── Listed entries

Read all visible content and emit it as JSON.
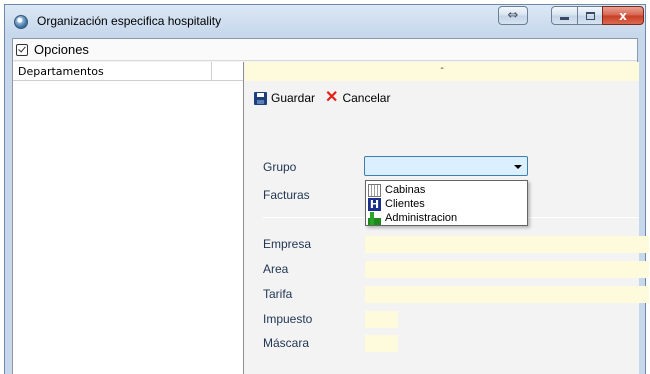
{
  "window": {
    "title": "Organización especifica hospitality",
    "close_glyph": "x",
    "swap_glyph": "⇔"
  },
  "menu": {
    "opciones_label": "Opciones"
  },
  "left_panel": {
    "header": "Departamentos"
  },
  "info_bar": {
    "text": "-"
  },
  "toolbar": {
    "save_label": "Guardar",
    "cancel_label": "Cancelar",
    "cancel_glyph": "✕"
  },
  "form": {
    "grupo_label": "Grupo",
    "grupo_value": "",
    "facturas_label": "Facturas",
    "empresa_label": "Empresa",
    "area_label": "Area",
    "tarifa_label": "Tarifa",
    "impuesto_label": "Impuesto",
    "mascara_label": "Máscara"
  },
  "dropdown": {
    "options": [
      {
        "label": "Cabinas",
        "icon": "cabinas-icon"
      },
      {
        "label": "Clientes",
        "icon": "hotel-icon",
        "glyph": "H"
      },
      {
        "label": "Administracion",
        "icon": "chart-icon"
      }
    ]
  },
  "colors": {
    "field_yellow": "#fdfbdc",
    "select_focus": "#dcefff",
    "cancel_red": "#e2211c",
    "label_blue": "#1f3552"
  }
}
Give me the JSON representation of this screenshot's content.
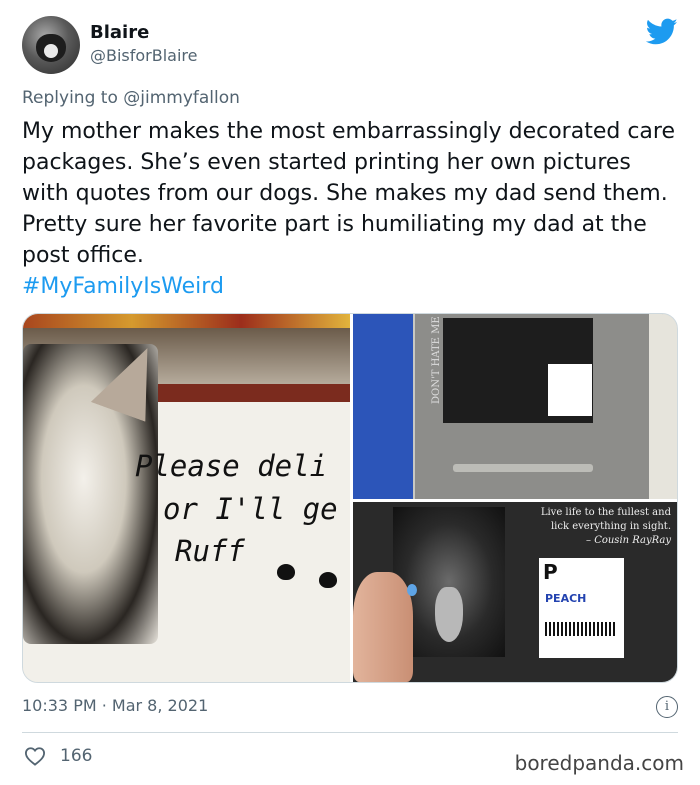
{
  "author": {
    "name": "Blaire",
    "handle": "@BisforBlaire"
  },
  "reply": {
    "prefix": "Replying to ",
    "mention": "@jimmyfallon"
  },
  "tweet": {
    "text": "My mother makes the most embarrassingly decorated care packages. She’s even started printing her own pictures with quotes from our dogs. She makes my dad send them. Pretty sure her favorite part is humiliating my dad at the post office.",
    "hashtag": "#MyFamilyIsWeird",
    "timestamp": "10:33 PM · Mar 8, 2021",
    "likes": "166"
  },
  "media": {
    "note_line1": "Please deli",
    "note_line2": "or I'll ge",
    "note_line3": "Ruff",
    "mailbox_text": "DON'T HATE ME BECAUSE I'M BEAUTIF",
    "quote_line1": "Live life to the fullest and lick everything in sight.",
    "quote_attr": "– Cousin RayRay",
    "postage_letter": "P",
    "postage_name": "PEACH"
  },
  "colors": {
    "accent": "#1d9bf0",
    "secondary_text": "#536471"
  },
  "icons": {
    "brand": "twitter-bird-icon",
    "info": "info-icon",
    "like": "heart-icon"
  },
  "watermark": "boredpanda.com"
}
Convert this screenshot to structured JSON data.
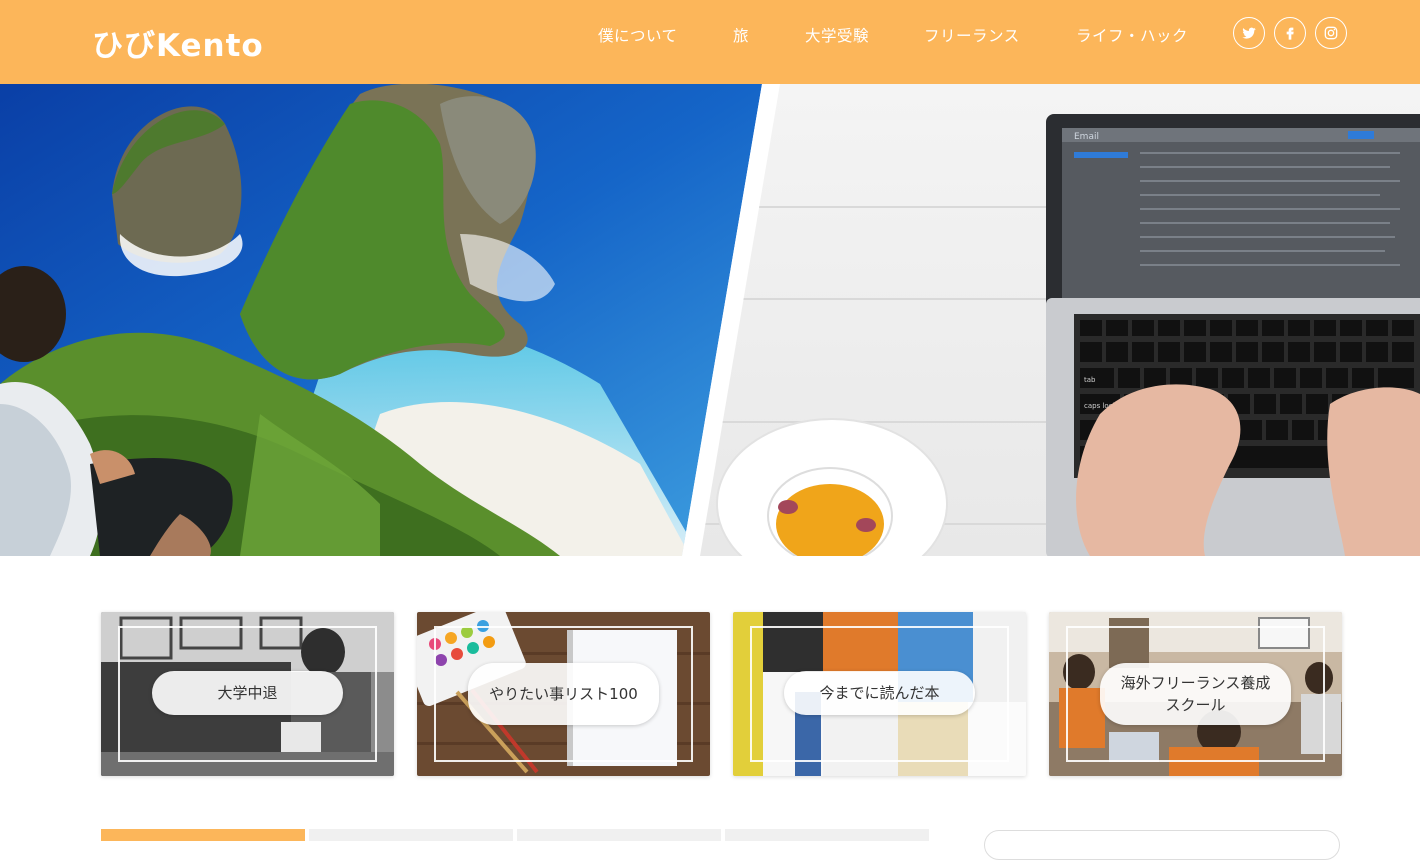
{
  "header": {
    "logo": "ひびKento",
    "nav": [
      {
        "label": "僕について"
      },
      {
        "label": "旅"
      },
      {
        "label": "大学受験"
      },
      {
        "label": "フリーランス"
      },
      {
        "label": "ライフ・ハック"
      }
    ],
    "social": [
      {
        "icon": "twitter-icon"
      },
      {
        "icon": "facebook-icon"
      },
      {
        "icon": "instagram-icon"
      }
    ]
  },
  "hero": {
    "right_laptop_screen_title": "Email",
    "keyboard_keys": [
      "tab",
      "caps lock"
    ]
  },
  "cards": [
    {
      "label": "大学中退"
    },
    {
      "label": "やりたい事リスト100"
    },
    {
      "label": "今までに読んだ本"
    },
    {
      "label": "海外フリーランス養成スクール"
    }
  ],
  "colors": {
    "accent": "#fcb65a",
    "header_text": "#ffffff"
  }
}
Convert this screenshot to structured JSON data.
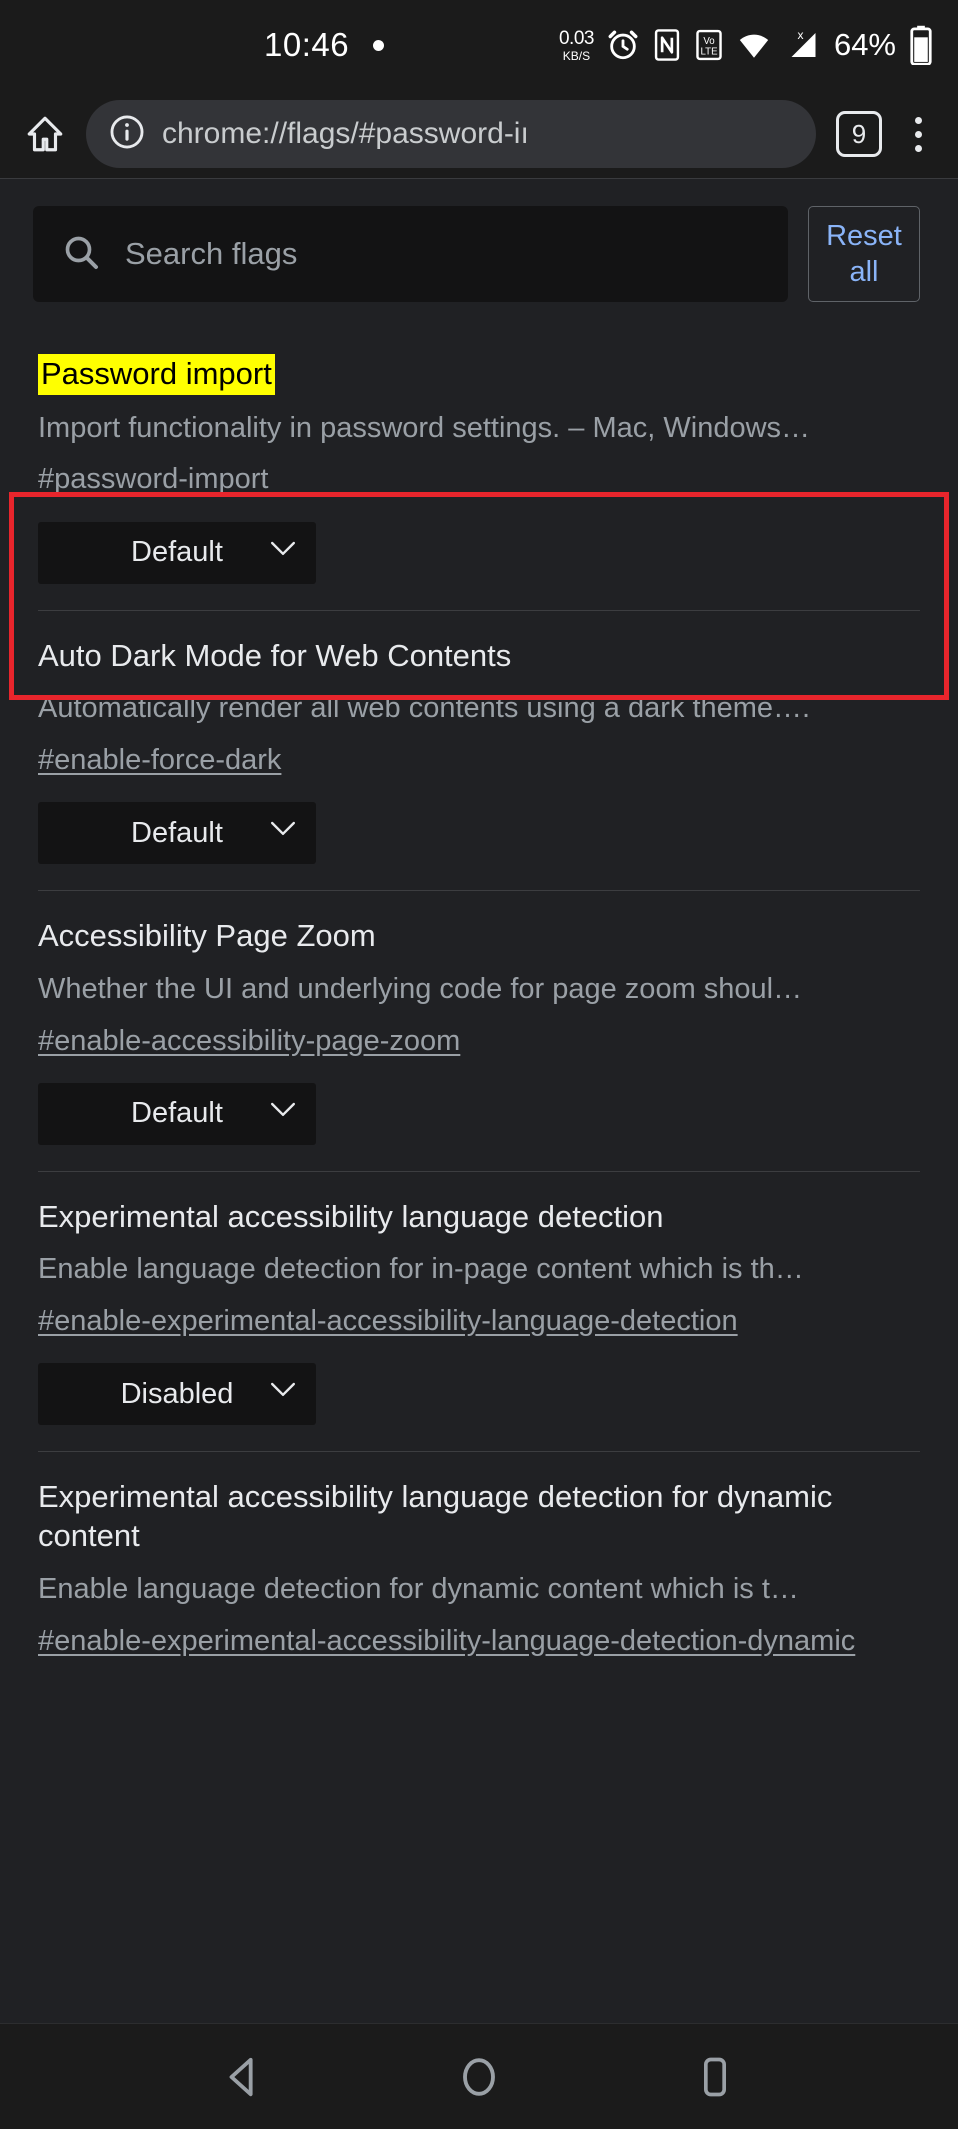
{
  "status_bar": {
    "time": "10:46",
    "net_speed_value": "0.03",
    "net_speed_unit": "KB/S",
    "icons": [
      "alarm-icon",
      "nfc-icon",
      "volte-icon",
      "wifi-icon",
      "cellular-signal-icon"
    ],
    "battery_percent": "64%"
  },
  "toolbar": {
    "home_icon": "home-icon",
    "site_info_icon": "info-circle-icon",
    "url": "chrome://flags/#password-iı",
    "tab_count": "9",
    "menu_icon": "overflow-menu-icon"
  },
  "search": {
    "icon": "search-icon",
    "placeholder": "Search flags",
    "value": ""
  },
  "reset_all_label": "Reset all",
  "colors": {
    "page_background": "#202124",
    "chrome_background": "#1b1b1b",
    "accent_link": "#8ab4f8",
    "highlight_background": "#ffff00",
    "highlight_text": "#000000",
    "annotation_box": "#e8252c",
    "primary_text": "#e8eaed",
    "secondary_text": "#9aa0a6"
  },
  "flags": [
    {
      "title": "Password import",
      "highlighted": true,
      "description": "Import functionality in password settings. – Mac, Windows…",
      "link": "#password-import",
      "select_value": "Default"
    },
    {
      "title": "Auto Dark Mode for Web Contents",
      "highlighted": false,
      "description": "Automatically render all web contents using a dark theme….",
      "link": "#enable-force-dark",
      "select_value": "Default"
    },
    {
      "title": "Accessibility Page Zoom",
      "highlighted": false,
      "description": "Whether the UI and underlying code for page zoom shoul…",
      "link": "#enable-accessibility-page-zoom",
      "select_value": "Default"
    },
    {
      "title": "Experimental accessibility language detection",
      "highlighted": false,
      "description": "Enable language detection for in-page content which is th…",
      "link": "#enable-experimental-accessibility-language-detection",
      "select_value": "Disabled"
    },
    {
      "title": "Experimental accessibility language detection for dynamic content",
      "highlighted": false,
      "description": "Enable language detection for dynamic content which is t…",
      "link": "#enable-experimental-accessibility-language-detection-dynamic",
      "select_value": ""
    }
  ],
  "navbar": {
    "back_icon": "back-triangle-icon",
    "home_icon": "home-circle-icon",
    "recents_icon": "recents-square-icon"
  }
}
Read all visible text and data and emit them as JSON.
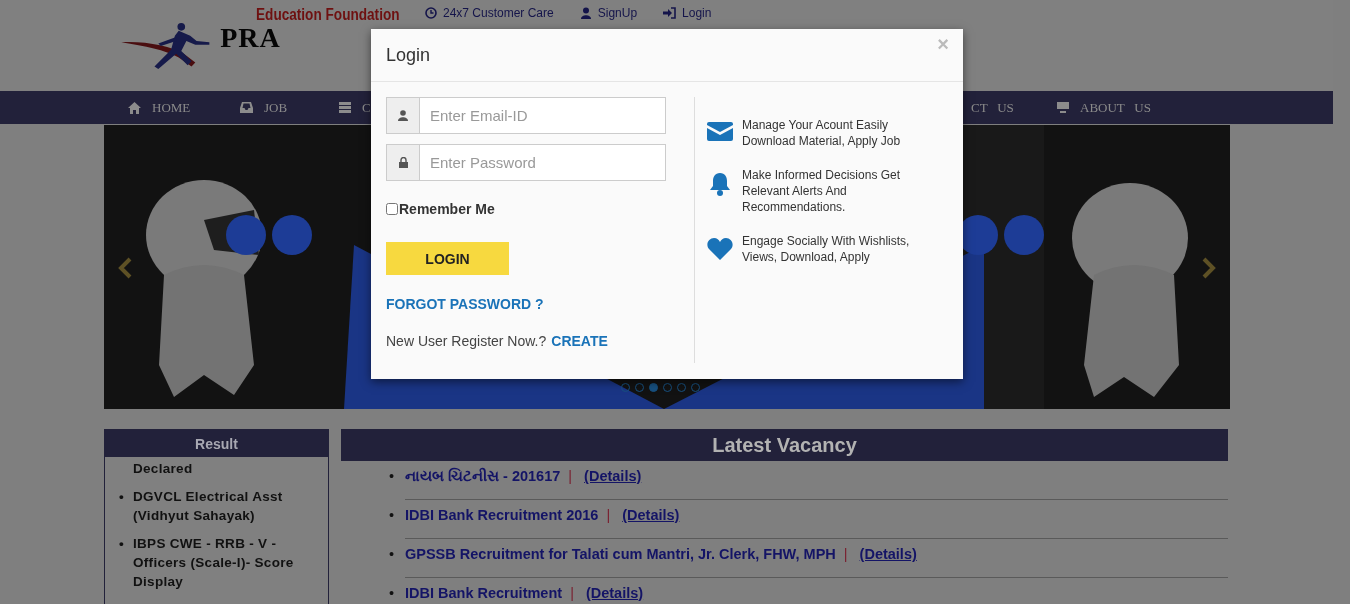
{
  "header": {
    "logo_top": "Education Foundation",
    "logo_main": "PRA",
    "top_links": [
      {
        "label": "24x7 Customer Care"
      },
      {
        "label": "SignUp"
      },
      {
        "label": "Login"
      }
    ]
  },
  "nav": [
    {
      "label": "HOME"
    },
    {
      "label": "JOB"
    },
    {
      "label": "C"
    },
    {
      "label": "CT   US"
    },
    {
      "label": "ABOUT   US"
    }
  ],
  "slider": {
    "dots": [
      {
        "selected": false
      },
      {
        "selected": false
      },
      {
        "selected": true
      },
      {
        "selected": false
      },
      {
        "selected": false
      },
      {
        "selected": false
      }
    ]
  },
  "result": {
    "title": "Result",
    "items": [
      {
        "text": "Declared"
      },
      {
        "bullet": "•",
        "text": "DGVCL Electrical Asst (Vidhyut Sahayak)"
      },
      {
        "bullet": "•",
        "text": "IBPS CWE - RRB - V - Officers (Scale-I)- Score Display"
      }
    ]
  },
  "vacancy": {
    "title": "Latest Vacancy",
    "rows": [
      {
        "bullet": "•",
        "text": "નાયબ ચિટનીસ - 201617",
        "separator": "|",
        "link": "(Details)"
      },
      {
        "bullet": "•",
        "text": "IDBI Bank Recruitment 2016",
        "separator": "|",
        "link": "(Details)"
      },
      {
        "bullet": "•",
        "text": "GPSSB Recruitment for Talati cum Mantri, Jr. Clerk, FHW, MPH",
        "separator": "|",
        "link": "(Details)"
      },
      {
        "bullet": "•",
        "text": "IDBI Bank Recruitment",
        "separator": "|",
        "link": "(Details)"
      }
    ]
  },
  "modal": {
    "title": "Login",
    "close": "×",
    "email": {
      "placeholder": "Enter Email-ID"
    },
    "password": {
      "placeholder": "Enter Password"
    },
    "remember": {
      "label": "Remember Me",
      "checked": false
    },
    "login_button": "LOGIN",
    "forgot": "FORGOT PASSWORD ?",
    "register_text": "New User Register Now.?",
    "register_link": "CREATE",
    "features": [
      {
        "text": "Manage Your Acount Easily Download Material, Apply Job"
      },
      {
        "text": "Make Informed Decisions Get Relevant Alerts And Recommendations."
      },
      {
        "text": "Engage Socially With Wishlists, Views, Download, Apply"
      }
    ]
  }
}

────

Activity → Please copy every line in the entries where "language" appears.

Solution to this exercise →
      "title": "Experimental accessibility language detection",
      "description": "Enable language detection for in-page content which is th…",
      "link": "#enable-experimental-accessibility-language-detection",
      "title": "Experimental accessibility language detection for dynamic content",
      "description": "Enable language detection for dynamic content which is t…",
      "link": "#enable-experimental-accessibility-language-detection-dynamic",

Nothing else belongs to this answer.